Entries from a dataset of interfaces:
····················
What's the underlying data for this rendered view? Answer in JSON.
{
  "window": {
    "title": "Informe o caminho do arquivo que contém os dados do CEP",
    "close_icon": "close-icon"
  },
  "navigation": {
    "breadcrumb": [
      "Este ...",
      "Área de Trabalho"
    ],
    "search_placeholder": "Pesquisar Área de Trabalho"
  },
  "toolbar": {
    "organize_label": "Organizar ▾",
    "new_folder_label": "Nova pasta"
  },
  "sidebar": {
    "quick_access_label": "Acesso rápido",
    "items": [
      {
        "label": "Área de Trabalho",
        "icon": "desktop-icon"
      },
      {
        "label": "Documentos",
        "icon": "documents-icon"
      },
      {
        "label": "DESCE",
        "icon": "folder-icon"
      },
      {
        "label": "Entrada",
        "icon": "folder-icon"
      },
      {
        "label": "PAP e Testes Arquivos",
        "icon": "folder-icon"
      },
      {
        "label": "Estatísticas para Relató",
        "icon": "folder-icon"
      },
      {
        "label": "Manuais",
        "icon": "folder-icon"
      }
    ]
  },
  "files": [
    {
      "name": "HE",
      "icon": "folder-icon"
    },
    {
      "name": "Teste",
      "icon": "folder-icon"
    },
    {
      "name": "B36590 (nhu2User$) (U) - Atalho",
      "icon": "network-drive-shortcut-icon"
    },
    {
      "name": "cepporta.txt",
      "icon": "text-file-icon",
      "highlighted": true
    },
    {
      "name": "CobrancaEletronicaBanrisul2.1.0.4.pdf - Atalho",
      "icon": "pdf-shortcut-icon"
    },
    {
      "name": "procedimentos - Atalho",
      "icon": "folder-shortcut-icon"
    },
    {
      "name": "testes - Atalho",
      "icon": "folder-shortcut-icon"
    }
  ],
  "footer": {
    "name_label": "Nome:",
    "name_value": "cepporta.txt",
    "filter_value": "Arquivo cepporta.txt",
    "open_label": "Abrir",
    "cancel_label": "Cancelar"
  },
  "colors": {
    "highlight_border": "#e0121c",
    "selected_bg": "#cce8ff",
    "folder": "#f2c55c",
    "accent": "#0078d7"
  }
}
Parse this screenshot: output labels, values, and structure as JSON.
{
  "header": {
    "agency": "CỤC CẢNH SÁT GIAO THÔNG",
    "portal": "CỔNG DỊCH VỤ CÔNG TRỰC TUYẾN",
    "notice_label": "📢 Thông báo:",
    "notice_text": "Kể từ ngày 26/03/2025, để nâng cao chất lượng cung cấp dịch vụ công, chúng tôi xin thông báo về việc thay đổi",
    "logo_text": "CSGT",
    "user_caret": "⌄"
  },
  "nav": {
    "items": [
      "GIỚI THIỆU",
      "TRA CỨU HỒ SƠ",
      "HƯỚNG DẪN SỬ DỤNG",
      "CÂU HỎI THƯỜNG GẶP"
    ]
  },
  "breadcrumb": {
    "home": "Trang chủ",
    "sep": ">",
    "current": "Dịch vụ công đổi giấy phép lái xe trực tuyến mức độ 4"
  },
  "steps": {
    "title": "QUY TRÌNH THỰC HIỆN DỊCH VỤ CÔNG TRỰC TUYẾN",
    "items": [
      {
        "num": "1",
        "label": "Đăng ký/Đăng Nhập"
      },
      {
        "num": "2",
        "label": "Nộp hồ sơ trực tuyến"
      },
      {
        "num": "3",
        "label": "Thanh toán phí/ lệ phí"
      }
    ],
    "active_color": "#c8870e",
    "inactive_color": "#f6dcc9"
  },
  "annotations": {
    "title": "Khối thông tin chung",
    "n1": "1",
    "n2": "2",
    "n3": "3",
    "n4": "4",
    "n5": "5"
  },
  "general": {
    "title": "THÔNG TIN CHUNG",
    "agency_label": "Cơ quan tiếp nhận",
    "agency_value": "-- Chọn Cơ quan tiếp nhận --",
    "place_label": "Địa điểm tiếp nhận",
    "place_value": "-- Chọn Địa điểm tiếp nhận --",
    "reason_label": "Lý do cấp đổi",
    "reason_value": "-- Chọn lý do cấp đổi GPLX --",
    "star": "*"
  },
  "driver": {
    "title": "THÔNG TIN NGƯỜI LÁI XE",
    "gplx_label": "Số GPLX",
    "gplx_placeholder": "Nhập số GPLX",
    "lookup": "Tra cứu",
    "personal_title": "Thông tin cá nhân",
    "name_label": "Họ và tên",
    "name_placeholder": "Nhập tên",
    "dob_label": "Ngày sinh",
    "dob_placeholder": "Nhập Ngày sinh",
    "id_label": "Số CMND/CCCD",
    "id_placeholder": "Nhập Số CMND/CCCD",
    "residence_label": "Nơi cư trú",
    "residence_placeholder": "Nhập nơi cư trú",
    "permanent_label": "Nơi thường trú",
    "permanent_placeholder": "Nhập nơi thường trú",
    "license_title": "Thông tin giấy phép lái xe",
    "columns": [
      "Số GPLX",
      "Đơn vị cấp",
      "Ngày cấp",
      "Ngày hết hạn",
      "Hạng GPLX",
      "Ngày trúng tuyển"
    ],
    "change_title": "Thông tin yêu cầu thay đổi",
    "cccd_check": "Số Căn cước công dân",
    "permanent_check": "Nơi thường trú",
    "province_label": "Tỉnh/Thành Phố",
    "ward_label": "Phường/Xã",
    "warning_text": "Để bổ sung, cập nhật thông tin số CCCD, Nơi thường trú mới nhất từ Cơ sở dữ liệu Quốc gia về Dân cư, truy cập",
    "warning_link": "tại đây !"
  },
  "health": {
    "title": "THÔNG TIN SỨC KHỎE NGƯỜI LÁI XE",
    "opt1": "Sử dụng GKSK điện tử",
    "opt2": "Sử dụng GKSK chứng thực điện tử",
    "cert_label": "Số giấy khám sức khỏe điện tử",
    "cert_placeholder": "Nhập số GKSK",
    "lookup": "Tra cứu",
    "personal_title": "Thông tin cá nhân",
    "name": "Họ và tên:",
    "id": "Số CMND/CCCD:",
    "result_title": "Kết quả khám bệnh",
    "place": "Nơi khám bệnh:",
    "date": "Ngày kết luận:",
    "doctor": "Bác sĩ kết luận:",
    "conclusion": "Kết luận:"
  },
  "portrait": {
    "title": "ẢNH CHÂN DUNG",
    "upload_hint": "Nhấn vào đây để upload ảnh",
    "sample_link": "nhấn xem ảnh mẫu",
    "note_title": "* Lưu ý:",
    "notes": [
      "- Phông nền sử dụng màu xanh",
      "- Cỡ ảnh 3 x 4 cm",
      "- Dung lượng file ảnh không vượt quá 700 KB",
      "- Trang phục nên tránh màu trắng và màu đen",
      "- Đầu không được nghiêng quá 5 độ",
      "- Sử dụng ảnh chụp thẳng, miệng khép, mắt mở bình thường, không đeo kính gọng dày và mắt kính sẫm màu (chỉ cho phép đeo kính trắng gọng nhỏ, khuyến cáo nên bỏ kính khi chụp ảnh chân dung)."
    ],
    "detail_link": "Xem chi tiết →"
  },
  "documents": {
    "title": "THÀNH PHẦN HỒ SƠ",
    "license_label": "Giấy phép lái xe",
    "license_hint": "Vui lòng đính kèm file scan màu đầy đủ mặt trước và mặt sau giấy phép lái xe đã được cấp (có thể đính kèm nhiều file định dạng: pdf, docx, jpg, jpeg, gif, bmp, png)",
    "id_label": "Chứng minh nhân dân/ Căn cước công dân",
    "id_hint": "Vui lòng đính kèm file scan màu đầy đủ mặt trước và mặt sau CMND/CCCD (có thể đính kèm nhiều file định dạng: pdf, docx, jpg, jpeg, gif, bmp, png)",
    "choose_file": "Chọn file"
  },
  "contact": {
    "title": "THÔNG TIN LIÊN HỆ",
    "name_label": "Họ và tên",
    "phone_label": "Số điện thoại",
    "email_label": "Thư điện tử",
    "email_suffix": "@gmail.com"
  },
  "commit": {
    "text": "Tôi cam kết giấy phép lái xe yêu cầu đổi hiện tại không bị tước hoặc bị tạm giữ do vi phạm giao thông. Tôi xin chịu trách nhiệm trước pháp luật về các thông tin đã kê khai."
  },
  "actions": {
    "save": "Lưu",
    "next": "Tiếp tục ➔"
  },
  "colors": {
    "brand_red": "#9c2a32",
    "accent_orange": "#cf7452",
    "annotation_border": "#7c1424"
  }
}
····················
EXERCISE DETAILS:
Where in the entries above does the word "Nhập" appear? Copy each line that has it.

RESPONSE TO THIS TASK:
        "label": "Đăng ký/Đăng Nhập"
    "gplx_placeholder": "Nhập số GPLX",
    "name_placeholder": "Nhập tên",
    "dob_placeholder": "Nhập Ngày sinh",
    "id_placeholder": "Nhập Số CMND/CCCD",
    "residence_placeholder": "Nhập nơi cư trú",
    "permanent_placeholder": "Nhập nơi thường trú",
    "cert_placeholder": "Nhập số GKSK",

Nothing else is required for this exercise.